═══ Given data
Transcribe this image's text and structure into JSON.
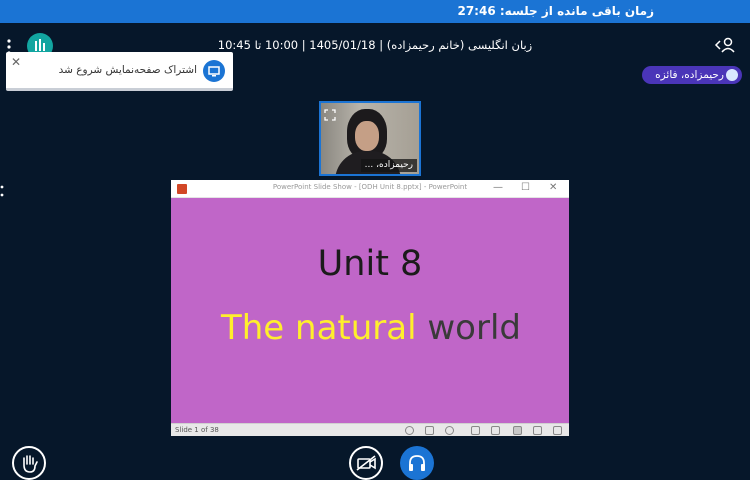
{
  "timer": {
    "label": "زمان باقی مانده از جلسه:",
    "value": "27:46"
  },
  "header": {
    "title": "زبان انگلیسی (خانم رحیمزاده) | 1405/01/18 | 10:00 تا 10:45",
    "user_icon": "user-switch-icon",
    "menu_icon": "vertical-dots-icon",
    "logo_icon": "app-logo-icon"
  },
  "notification": {
    "message": "اشتراک صفحه‌نمایش شروع شد",
    "icon": "screen-share-icon",
    "close_icon": "close-icon"
  },
  "presenter": {
    "name": "رحیمزاده، فائزه",
    "icon": "mic-icon"
  },
  "webcam": {
    "name": "رحیمزاده، ...",
    "expand_icon": "expand-icon"
  },
  "slide_window": {
    "title": "PowerPoint Slide Show - [ODH Unit 8.pptx] - PowerPoint",
    "minimize": "—",
    "maximize": "☐",
    "close": "✕",
    "slide": {
      "heading": "Unit 8",
      "subtitle_part1": "The natural",
      "subtitle_part2": "world",
      "background": "#c066c8"
    },
    "status": "Slide 1 of 38"
  },
  "controls": {
    "raise_hand": "raise-hand-icon",
    "camera": "camera-off-icon",
    "audio": "headphones-icon"
  },
  "colors": {
    "accent": "#1b74d4",
    "background": "#06172a",
    "presenter_chip": "#4a35b8"
  }
}
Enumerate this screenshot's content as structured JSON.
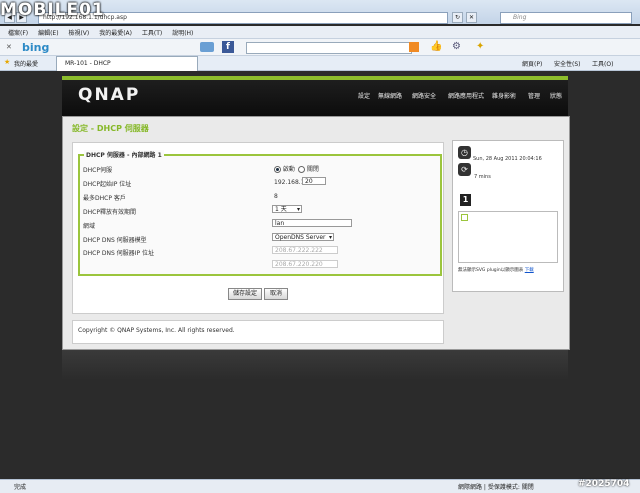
{
  "browser": {
    "address": "http://192.168.1.1/dhcp.asp",
    "bing_search_placeholder": "Bing",
    "menu": [
      "檔案(F)",
      "編輯(E)",
      "檢視(V)",
      "我的最愛(A)",
      "工具(T)",
      "說明(H)"
    ],
    "bing_logo": "bing",
    "favorites_label": "我的最愛",
    "tab_title": "MR-101 - DHCP",
    "tools": [
      "網頁(P)",
      "安全性(S)",
      "工具(O)"
    ]
  },
  "header": {
    "logo": "QNAP",
    "nav": [
      "設定",
      "無線網路",
      "網路安全",
      "網路應用程式",
      "雜身影術",
      "管理",
      "狀態"
    ]
  },
  "page": {
    "title": "設定 - DHCP 伺服器",
    "legend": "DHCP 伺服器 - 內部網路 1",
    "rows": {
      "server_label": "DHCP伺服",
      "server_on": "啟動",
      "server_off": "關閉",
      "start_ip_label": "DHCP起始IP 位址",
      "start_ip_prefix": "192.168.1.",
      "start_ip_value": "20",
      "max_clients_label": "最多DHCP 客戶",
      "max_clients_value": "8",
      "lease_label": "DHCP釋放有效期間",
      "lease_value": "1 天",
      "domain_label": "網域",
      "domain_value": "lan",
      "dns_mode_label": "DHCP DNS 伺服器模型",
      "dns_mode_value": "OpenDNS Server",
      "dns_ip_label": "DHCP DNS 伺服器IP 位址",
      "dns_ip_1": "208.67.222.222",
      "dns_ip_2": "208.67.220.220"
    },
    "save_button": "儲存設定",
    "cancel_button": "取消",
    "copyright": "Copyright © QNAP Systems, Inc. All rights reserved."
  },
  "sidebar": {
    "datetime": "Sun, 28 Aug 2011 20:04:16",
    "uptime": "7 mins",
    "badge": "1",
    "plugin_text": "無法顯示SVG plugin以顯示圖表",
    "plugin_link": "下載"
  },
  "statusbar": {
    "left": "完成",
    "right": "網際網路 | 受保護模式: 關閉"
  },
  "watermark": "#2025704",
  "site_logo": "MOBILE01"
}
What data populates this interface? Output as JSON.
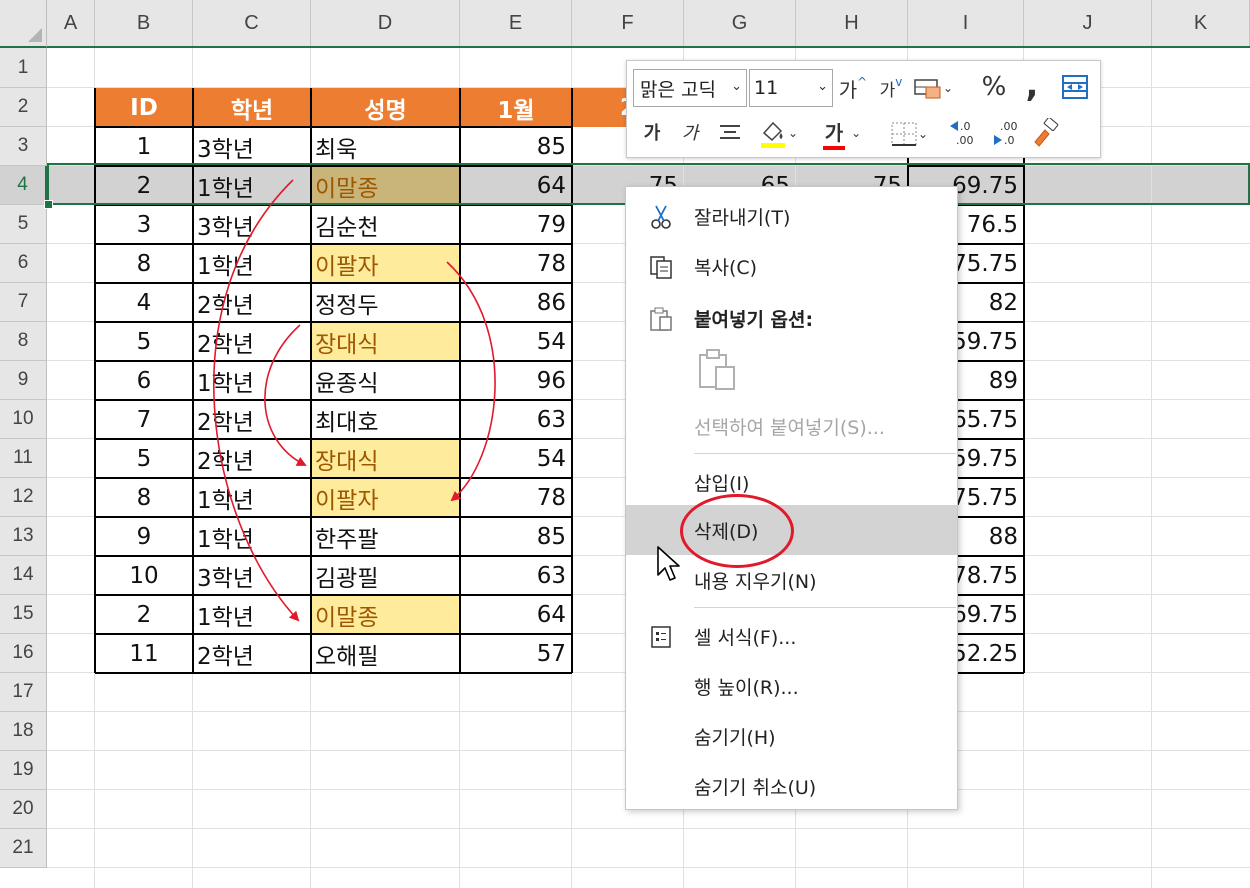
{
  "columns": [
    "A",
    "B",
    "C",
    "D",
    "E",
    "F",
    "G",
    "H",
    "I",
    "J",
    "K"
  ],
  "rows": [
    "1",
    "2",
    "3",
    "4",
    "5",
    "6",
    "7",
    "8",
    "9",
    "10",
    "11",
    "12",
    "13",
    "14",
    "15",
    "16",
    "17",
    "18",
    "19",
    "20",
    "21"
  ],
  "selected_row": "4",
  "table": {
    "headers": [
      "ID",
      "학년",
      "성명",
      "1월",
      "2"
    ],
    "data": [
      {
        "id": "1",
        "grade": "3학년",
        "name": "최욱",
        "m1": "85",
        "f": "",
        "g": "",
        "h": "",
        "i": ""
      },
      {
        "id": "2",
        "grade": "1학년",
        "name": "이말종",
        "m1": "64",
        "f": "75",
        "g": "65",
        "h": "75",
        "i": "69.75"
      },
      {
        "id": "3",
        "grade": "3학년",
        "name": "김순천",
        "m1": "79",
        "f": "",
        "g": "",
        "h": "",
        "i": "76.5"
      },
      {
        "id": "8",
        "grade": "1학년",
        "name": "이팔자",
        "m1": "78",
        "f": "",
        "g": "",
        "h": "",
        "i": "75.75"
      },
      {
        "id": "4",
        "grade": "2학년",
        "name": "정정두",
        "m1": "86",
        "f": "",
        "g": "",
        "h": "",
        "i": "82"
      },
      {
        "id": "5",
        "grade": "2학년",
        "name": "장대식",
        "m1": "54",
        "f": "",
        "g": "",
        "h": "",
        "i": "59.75"
      },
      {
        "id": "6",
        "grade": "1학년",
        "name": "윤종식",
        "m1": "96",
        "f": "",
        "g": "",
        "h": "",
        "i": "89"
      },
      {
        "id": "7",
        "grade": "2학년",
        "name": "최대호",
        "m1": "63",
        "f": "",
        "g": "",
        "h": "",
        "i": "65.75"
      },
      {
        "id": "5",
        "grade": "2학년",
        "name": "장대식",
        "m1": "54",
        "f": "",
        "g": "",
        "h": "",
        "i": "59.75"
      },
      {
        "id": "8",
        "grade": "1학년",
        "name": "이팔자",
        "m1": "78",
        "f": "",
        "g": "",
        "h": "",
        "i": "75.75"
      },
      {
        "id": "9",
        "grade": "1학년",
        "name": "한주팔",
        "m1": "85",
        "f": "",
        "g": "",
        "h": "",
        "i": "88"
      },
      {
        "id": "10",
        "grade": "3학년",
        "name": "김광필",
        "m1": "63",
        "f": "",
        "g": "",
        "h": "",
        "i": "78.75"
      },
      {
        "id": "2",
        "grade": "1학년",
        "name": "이말종",
        "m1": "64",
        "f": "",
        "g": "",
        "h": "",
        "i": "69.75"
      },
      {
        "id": "11",
        "grade": "2학년",
        "name": "오해필",
        "m1": "57",
        "f": "",
        "g": "",
        "h": "",
        "i": "52.25"
      }
    ],
    "duplicate_rows": [
      1,
      3,
      5,
      8,
      9,
      12
    ]
  },
  "mini_toolbar": {
    "font_name": "맑은 고딕",
    "font_size": "11",
    "increase_font": "가",
    "decrease_font": "가",
    "percent": "%",
    "comma": ",",
    "bold": "가",
    "italic": "가",
    "font_color_glyph": "가",
    "inc_decimal_top": ".0",
    "inc_decimal_bottom": ".00",
    "dec_decimal_top": ".00",
    "dec_decimal_bottom": ".0",
    "fill_color": "#ffff00",
    "font_color": "#ff0000"
  },
  "context_menu": {
    "cut": "잘라내기(T)",
    "copy": "복사(C)",
    "paste_options": "붙여넣기 옵션:",
    "paste_special": "선택하여 붙여넣기(S)...",
    "insert": "삽입(I)",
    "delete": "삭제(D)",
    "clear_contents": "내용 지우기(N)",
    "format_cells": "셀 서식(F)...",
    "row_height": "행 높이(R)...",
    "hide": "숨기기(H)",
    "unhide": "숨기기 취소(U)"
  },
  "colors": {
    "header_fill": "#ed7d31",
    "duplicate_fill": "#ffeb9c",
    "duplicate_text": "#9c5700",
    "selection": "#217346",
    "annotation": "#e0192b"
  }
}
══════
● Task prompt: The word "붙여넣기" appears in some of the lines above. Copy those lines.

● Answer to this task:
    "paste_options": "붙여넣기 옵션:",
    "paste_special": "선택하여 붙여넣기(S)...",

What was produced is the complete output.